The number for window injuries? 110,322. In one year, 2010. Now, a caveat. Where the electrical data understates the rate, this number greatly overstates the injury rate that we can attribute to glazing failures. I had to dig into the numbers, looking at each case to find those that could reasonably fit my criteria. "PT {patient} WAS PLAYING WHEN A WINDOW FELL AND SHUT ON PTS LEFT HAND. D: CLOSED NONDISPLSACED FX OF LEFT HAND" clearly is a different problem, and not a result of the glass shattering.

On the other hand, so to speak, we have "13 YO M, C/O CUT TO RT 2ND AND 3RD FINGER AFTER PUNCHING A WINDOW B/C M OTHER WOULD NOT ALLOW HIM TO USE COMPUTER, DX FINGER LACERATION." We can't know whether or not the window this teen punched was safety glass protected. We can say that if it was, the injury was probably far less than he would have otherwise suffered.

In all, about a third of the incidents mentioning windows involved breakage. So, in a single year, the injuries resulting from glass was three times higher than our inflated rate of shock from receptacles.

So why are GFCI's a mandatory part of inspector standards and not safety glass? In a word, liability. The GFCI is easy to spot. Safety glass?

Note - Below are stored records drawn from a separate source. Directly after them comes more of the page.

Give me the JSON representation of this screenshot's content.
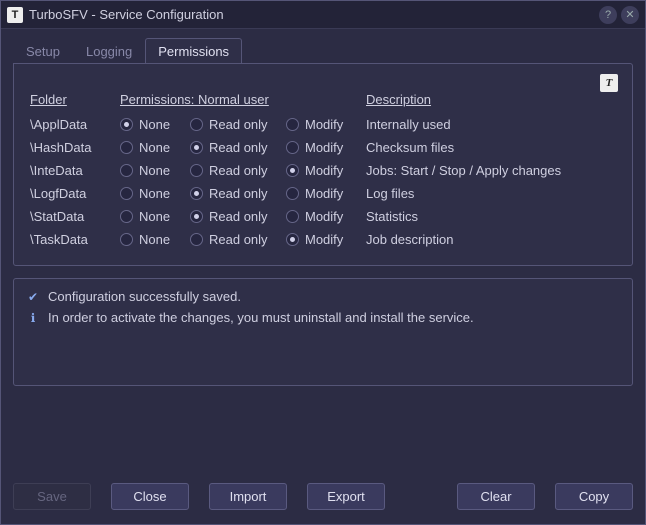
{
  "window": {
    "title": "TurboSFV - Service Configuration",
    "app_icon_letter": "T"
  },
  "tabs": {
    "setup": "Setup",
    "logging": "Logging",
    "permissions": "Permissions",
    "active": "permissions"
  },
  "headers": {
    "folder": "Folder",
    "permissions": "Permissions: Normal user",
    "description": "Description"
  },
  "radio_labels": {
    "none": "None",
    "readonly": "Read only",
    "modify": "Modify"
  },
  "rows": [
    {
      "folder": "\\ApplData",
      "perm": "none",
      "desc": "Internally used"
    },
    {
      "folder": "\\HashData",
      "perm": "readonly",
      "desc": "Checksum files"
    },
    {
      "folder": "\\InteData",
      "perm": "modify",
      "desc": "Jobs: Start / Stop / Apply changes"
    },
    {
      "folder": "\\LogfData",
      "perm": "readonly",
      "desc": "Log files"
    },
    {
      "folder": "\\StatData",
      "perm": "readonly",
      "desc": "Statistics"
    },
    {
      "folder": "\\TaskData",
      "perm": "modify",
      "desc": "Job description"
    }
  ],
  "messages": {
    "saved": "Configuration successfully saved.",
    "activate": "In order to activate the changes, you must uninstall and install the service."
  },
  "buttons": {
    "save": "Save",
    "close": "Close",
    "import": "Import",
    "export": "Export",
    "clear": "Clear",
    "copy": "Copy"
  }
}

Not so much, especially older pieces. Nowadays, we mark the glass which makes it a bit easier to identify. That wasn't the case in the 1970s and 1980s. Guessing about those glass panels is a guessing game. While there are tests we can perform with polarized lens and light, they are not practical for working in the field as an inspector.

After doing the research and seeing the numbers, I modified my inspection software to include mention of safety glass. On those occasions where I can efficiently identify the glazing, I comment on that. And, if I can't, I now explain the significance to the client with a recommendation to upgrade the glazing in the danger zones - next to walking surfaces, sliding doors, bathrooms, etc.

I think the Standards should be changed to reflect the actual risks that homeowners (and their children) face. It would not be hard to include a statement that says, "Glazing manufactured prior to the 1970's was usually not tempered and many time glass manufactured prior to 2010 was unmarked, preventing positive identification of safety glazing. Untempered glass can shatter into shards under impact. Recommend consulting a glazing contractor to upgrade windows and doors that may be at risk in order to improve homeowner safety."

Now I just have to convince the other inspectors.